Prosecution allege poor maintenance was contributory factor to boat capsizing
In what is believed to be a legal first, the speedboat that Charlotte Brown was travelling in on the night of her death near Wandsworth Bridge at Plantation Wharf has been brought into court.
The jury at the Old Bailey was shown a number of defects on the boat which the prosecution say were contributory factors in 23-year-old Charlotte’s death.
She was on a first date with 30-year-old Jack Shepherd from Hammersmith. Shepherd is being tried in absentia for manslaughter by gross negligence.
The red 14ft Fletcher Arrowflyte GTO had been used to bring Charlotte along the Thames after she had been taken to a meal at the Shard on 8 December 2015. Shepherd is believed to have allowed Charlotte to steer the boat but it hit a log while travelling in excess of the speed limit and capsized throwing both of them into the water. Neither were wearing life jackets. Charlotte was taken to hospital but died a few hours later.

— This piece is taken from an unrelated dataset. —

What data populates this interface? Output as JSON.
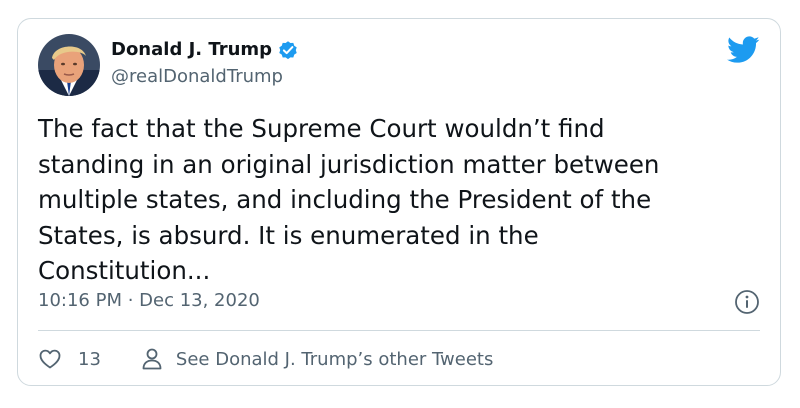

Charlotte 'Charli' Brown
The boat, which was usually moored by Shepherd’s houseboat on the Thames, was alleged to be poorly maintained. The jury were taken into the car park at the Old Bailey to view the boat.

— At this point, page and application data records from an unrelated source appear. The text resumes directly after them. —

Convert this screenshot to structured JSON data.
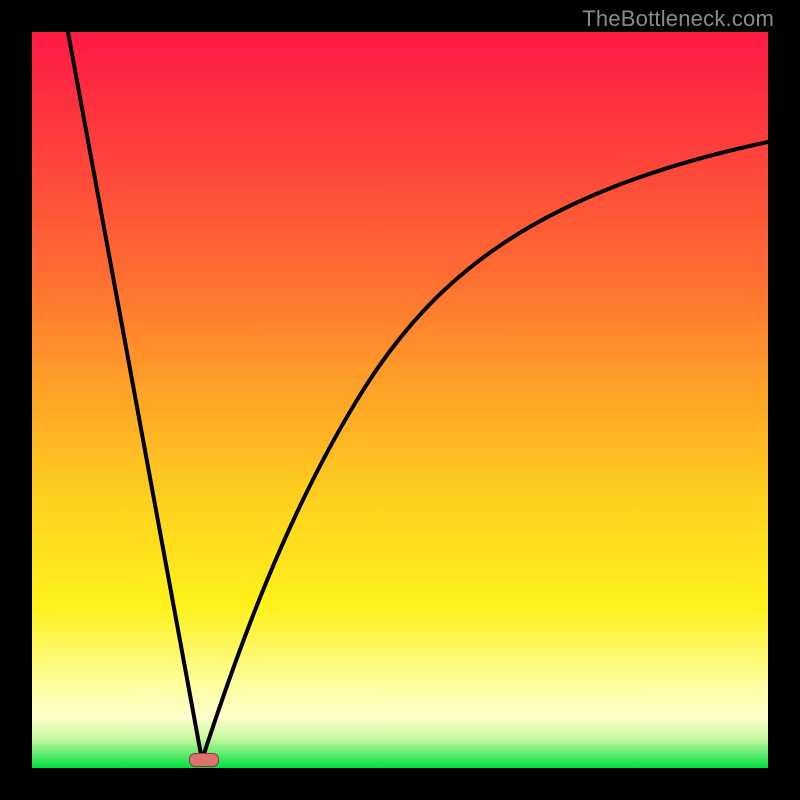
{
  "watermark": "TheBottleneck.com",
  "colors": {
    "frame": "#000000",
    "gradient_top": "#ff1a44",
    "gradient_mid": "#ffd21f",
    "gradient_bottom": "#00e040",
    "marker_fill": "#e07070",
    "marker_border": "#8a3a3a",
    "curve": "#000000"
  },
  "chart_data": {
    "type": "line",
    "title": "",
    "xlabel": "",
    "ylabel": "",
    "xlim": [
      0,
      100
    ],
    "ylim": [
      0,
      100
    ],
    "grid": false,
    "legend": false,
    "description": "V-shaped bottleneck curve: steep linear drop from top-left to a minimum near x≈23, then a concave rise toward the upper-right asymptote around y≈85.",
    "minimum": {
      "x": 23,
      "y": 0
    },
    "marker": {
      "x": 23,
      "y": 1,
      "shape": "pill"
    },
    "series": [
      {
        "name": "bottleneck",
        "x": [
          5,
          10,
          15,
          20,
          23,
          25,
          28,
          32,
          36,
          40,
          45,
          50,
          55,
          60,
          65,
          70,
          75,
          80,
          85,
          90,
          95,
          100
        ],
        "y": [
          100,
          72,
          44,
          16,
          0,
          8,
          19,
          32,
          42,
          50,
          57,
          63,
          68,
          71,
          74,
          77,
          79,
          80,
          82,
          83,
          84,
          85
        ]
      }
    ]
  }
}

A report presented to the court by port authority surveyor Andrew Thomas outlined a number of issues with the boat including a lack of an attachment on the kill cord of the boat. It also became difficult to steer at high speeds.

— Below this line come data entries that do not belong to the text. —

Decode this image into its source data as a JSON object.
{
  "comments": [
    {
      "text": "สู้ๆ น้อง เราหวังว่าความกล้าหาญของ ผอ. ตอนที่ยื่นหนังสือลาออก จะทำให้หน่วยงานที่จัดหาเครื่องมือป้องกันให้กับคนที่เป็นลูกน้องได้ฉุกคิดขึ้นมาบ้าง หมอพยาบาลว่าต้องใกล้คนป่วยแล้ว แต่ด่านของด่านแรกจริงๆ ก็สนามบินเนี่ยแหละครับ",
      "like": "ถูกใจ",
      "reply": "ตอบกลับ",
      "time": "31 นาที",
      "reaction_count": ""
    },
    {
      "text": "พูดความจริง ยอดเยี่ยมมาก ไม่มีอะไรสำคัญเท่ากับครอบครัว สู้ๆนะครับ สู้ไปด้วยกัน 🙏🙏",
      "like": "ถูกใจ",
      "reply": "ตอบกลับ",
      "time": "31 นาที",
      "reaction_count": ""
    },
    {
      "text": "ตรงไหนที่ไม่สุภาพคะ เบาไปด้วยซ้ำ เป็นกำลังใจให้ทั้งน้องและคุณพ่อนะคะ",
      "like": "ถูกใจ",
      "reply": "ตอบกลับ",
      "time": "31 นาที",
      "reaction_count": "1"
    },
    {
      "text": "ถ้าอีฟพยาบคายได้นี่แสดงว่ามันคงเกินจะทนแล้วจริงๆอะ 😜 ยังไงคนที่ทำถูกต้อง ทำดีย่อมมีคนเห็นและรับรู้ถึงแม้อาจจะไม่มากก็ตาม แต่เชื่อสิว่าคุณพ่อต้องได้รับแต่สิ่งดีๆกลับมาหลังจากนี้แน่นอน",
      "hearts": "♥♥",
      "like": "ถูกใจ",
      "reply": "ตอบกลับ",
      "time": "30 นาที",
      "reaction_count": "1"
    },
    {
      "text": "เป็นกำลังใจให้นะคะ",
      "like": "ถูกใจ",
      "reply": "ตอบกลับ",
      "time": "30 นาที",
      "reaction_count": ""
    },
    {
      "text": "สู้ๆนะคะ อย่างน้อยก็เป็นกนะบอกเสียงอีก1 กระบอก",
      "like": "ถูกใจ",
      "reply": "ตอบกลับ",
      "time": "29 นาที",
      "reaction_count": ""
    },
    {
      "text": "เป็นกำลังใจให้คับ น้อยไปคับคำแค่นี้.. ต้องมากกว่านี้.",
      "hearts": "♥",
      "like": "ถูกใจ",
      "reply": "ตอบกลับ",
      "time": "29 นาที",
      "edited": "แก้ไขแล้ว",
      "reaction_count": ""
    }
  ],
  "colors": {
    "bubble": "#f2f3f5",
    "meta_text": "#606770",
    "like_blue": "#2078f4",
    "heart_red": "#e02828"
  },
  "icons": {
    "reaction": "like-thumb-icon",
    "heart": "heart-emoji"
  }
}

At the time of the accident police treated Charlotte's death as non-suspicious but in September last year Mr Shepherd was charged.
The trial continues.
The boat capsized just east of Wandsworth Bridge
July 11, 2018